- _REQUIRED WORK_
For this exercise, write out the whole listing below exactly, omitting its images.

- _DATA FOR PROCESSING_
● ● ●

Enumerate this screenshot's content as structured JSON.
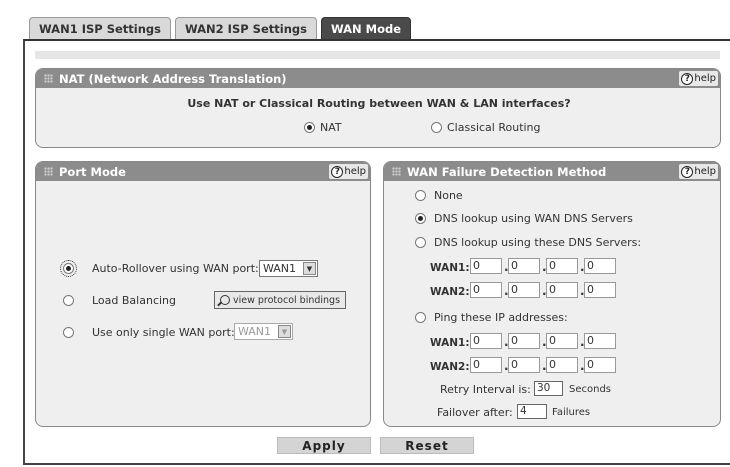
{
  "tabs": [
    "WAN1 ISP Settings",
    "WAN2 ISP Settings",
    "WAN Mode"
  ],
  "nat": {
    "title": "NAT (Network Address Translation)",
    "help": "help",
    "question": "Use NAT or Classical Routing between WAN & LAN interfaces?",
    "options": [
      "NAT",
      "Classical Routing"
    ],
    "selected": "NAT"
  },
  "port_mode": {
    "title": "Port Mode",
    "help": "help",
    "auto_rollover": "Auto-Rollover using WAN port:",
    "auto_rollover_value": "WAN1",
    "load_balancing": "Load Balancing",
    "view_bindings": "view protocol bindings",
    "single_port": "Use only single WAN port:",
    "single_port_value": "WAN1",
    "selected": "Auto-Rollover"
  },
  "failure": {
    "title": "WAN Failure Detection Method",
    "help": "help",
    "none": "None",
    "dns_wan": "DNS lookup using WAN DNS Servers",
    "dns_these": "DNS lookup using these DNS Servers:",
    "ping": "Ping these IP addresses:",
    "wan1_label": "WAN1:",
    "wan2_label": "WAN2:",
    "octet": "0",
    "retry_label": "Retry Interval is:",
    "retry_value": "30",
    "retry_unit": "Seconds",
    "failover_label": "Failover after:",
    "failover_value": "4",
    "failover_unit": "Failures",
    "selected": "DNS lookup using WAN DNS Servers"
  },
  "actions": {
    "apply": "Apply",
    "reset": "Reset"
  }
}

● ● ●

- _RESULT OF THIS EXERCISE_
Enumerate this screenshot's content as structured JSON.
{
  "tabs": [
    "WAN1 ISP Settings",
    "WAN2 ISP Settings",
    "WAN Mode"
  ],
  "nat": {
    "title": "NAT (Network Address Translation)",
    "help": "help",
    "question": "Use NAT or Classical Routing between WAN & LAN interfaces?",
    "options": [
      "NAT",
      "Classical Routing"
    ],
    "selected": "NAT"
  },
  "port_mode": {
    "title": "Port Mode",
    "help": "help",
    "auto_rollover": "Auto-Rollover using WAN port:",
    "auto_rollover_value": "WAN1",
    "load_balancing": "Load Balancing",
    "view_bindings": "view protocol bindings",
    "single_port": "Use only single WAN port:",
    "single_port_value": "WAN1",
    "selected": "Auto-Rollover"
  },
  "failure": {
    "title": "WAN Failure Detection Method",
    "help": "help",
    "none": "None",
    "dns_wan": "DNS lookup using WAN DNS Servers",
    "dns_these": "DNS lookup using these DNS Servers:",
    "ping": "Ping these IP addresses:",
    "wan1_label": "WAN1:",
    "wan2_label": "WAN2:",
    "octet": "0",
    "retry_label": "Retry Interval is:",
    "retry_value": "30",
    "retry_unit": "Seconds",
    "failover_label": "Failover after:",
    "failover_value": "4",
    "failover_unit": "Failures",
    "selected": "DNS lookup using WAN DNS Servers"
  },
  "actions": {
    "apply": "Apply",
    "reset": "Reset"
  }
}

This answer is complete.